*Goal of the exercise:* Tally every line of the listing below that holds "this", then give the tally alone.

*Provided material:*

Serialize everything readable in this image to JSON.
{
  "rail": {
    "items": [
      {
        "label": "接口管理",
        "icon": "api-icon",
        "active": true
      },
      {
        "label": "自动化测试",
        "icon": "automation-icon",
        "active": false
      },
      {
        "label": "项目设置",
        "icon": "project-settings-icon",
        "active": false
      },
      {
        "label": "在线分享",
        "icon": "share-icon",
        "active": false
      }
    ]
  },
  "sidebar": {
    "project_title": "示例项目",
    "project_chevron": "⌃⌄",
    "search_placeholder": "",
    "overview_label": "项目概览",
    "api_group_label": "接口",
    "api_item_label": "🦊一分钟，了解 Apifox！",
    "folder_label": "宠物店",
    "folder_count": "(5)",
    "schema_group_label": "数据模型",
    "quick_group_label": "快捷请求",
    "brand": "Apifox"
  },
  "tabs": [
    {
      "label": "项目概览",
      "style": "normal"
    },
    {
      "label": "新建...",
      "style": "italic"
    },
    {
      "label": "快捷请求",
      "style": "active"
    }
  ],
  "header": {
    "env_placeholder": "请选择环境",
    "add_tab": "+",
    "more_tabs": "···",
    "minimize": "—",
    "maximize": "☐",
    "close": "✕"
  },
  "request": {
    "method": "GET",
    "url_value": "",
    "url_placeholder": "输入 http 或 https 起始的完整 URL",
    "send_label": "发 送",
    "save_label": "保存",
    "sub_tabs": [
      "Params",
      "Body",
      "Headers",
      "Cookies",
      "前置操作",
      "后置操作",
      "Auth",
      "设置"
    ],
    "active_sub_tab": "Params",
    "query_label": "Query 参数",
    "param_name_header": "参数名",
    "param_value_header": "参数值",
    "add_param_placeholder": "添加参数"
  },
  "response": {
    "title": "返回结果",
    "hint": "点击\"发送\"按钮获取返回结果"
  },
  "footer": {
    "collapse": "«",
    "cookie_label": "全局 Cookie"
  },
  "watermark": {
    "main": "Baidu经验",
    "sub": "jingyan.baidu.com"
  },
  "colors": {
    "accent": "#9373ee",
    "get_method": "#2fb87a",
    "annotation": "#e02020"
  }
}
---
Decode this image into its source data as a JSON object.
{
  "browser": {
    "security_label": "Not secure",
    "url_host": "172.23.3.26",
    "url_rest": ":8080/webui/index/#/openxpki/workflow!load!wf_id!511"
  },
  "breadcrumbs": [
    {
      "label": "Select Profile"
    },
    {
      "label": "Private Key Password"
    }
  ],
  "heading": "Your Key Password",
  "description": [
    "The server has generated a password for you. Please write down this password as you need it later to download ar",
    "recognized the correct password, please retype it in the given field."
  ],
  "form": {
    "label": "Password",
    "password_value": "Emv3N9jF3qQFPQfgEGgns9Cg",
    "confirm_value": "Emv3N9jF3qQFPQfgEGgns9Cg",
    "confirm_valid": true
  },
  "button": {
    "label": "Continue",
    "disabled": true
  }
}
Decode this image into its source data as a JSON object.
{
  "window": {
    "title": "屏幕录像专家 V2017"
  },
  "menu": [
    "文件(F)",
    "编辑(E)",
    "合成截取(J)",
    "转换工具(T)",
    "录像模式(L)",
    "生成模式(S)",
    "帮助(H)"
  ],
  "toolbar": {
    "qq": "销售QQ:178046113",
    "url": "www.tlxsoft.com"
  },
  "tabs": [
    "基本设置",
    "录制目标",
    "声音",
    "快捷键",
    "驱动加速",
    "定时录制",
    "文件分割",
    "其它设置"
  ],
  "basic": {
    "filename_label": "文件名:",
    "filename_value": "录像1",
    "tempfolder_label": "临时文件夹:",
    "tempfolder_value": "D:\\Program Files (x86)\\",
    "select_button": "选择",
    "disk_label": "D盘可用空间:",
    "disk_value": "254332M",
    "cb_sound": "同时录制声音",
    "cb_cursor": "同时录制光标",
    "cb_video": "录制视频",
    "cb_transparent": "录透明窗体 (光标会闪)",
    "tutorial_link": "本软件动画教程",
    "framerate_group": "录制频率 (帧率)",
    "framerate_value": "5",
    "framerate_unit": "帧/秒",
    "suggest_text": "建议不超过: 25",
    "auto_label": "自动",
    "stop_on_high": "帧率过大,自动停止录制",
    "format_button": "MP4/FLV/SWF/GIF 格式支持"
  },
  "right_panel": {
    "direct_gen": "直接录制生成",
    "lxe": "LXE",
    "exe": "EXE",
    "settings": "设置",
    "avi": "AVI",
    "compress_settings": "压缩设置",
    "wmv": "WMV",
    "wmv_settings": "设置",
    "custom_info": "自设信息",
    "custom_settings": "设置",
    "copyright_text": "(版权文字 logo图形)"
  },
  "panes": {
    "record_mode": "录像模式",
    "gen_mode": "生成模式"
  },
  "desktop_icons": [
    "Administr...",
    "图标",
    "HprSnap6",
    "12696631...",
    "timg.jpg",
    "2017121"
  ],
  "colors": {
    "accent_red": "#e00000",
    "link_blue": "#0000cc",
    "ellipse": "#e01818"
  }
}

*Written reply:* 4